All my life I thought I wanted a relationship like theirs, until that day.  My eyes were opened. Their marriage wasn't built on love, trust and understanding.  It was built on lies, cheating and a fear of life alone.  Yet, more than once, that was exactly what I ended up having for myself.  For years I blamed it on them.  But really, it was all on me.  I was simply emulating the example set before me.  No matter how hard i consciously fought against it, subconsciously I felt it was normal.  That's how life was supposed to be.  If my mother didn't deserve more than that, why should I?

We sat in the Jeep for hours that day.  I never saw that Jeep or my father the same way again. 

I never gained any respect for my father after that.  I don't believe I ever tried or even wanted to.  But no matter how many times they hurt me over the years I held my promised silence.  I was a child as torn as their bond of marriage, because no matter how angry I ever was, I still loved them both.  I still do.  That was the deepest wound dealt that day.  How was a child of 15 supposed to love people who constantly hurt and manipulate the people they were supposed to love?  In many ways I wonder if so many issues I have with them even now stem from that moment. 

I'm breaking my silence only now because I've come to the understanding that this was too much for a 15 year old child to contain, and it never should have been asked in the first place.  I also break my silence now in hopes that, even if I'm not a part of their lives, they may finally open a dialogue about that summer of 1995 so that they might begin healing after 22 years of what has surely been painful for them both.  I wish them well, I wish them luck, and I wish them love. 

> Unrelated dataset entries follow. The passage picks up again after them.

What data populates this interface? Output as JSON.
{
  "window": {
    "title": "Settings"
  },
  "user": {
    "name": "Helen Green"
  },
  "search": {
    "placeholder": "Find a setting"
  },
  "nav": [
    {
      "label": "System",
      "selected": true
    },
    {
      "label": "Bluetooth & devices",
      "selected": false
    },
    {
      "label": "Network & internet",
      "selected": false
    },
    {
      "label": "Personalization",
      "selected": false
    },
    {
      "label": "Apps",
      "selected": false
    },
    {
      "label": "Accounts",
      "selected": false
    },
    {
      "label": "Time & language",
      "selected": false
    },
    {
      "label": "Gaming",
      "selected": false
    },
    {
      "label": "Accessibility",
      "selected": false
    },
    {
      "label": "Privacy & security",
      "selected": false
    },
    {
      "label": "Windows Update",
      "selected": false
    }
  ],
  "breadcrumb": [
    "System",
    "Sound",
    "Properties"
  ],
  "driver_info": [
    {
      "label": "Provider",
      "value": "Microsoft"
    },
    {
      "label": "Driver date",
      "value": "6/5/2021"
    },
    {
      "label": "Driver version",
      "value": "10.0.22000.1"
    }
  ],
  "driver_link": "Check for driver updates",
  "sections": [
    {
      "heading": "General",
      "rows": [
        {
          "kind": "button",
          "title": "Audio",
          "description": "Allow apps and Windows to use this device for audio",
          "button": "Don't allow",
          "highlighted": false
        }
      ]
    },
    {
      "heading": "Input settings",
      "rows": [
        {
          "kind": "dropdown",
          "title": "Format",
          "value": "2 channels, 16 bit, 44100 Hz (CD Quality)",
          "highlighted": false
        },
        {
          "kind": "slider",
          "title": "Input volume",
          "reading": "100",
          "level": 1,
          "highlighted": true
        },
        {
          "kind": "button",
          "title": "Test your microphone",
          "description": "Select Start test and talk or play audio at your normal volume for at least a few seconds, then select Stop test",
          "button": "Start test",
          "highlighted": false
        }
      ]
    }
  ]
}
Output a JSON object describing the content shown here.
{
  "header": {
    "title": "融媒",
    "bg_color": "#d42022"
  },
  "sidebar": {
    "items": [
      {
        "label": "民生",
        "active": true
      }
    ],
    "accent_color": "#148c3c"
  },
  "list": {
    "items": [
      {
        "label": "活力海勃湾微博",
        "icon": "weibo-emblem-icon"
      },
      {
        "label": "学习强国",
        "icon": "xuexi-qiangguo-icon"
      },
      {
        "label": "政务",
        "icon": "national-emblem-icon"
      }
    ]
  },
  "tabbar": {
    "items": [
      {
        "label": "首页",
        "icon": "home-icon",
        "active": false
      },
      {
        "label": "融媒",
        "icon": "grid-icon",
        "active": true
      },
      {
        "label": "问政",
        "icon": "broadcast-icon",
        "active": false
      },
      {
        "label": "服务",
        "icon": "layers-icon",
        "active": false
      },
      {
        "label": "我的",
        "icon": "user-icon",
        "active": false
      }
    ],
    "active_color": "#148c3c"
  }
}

Just don't bring me back into the middle of it all again.  It's not the place of your children, no matter their age, to be your marriage counselor.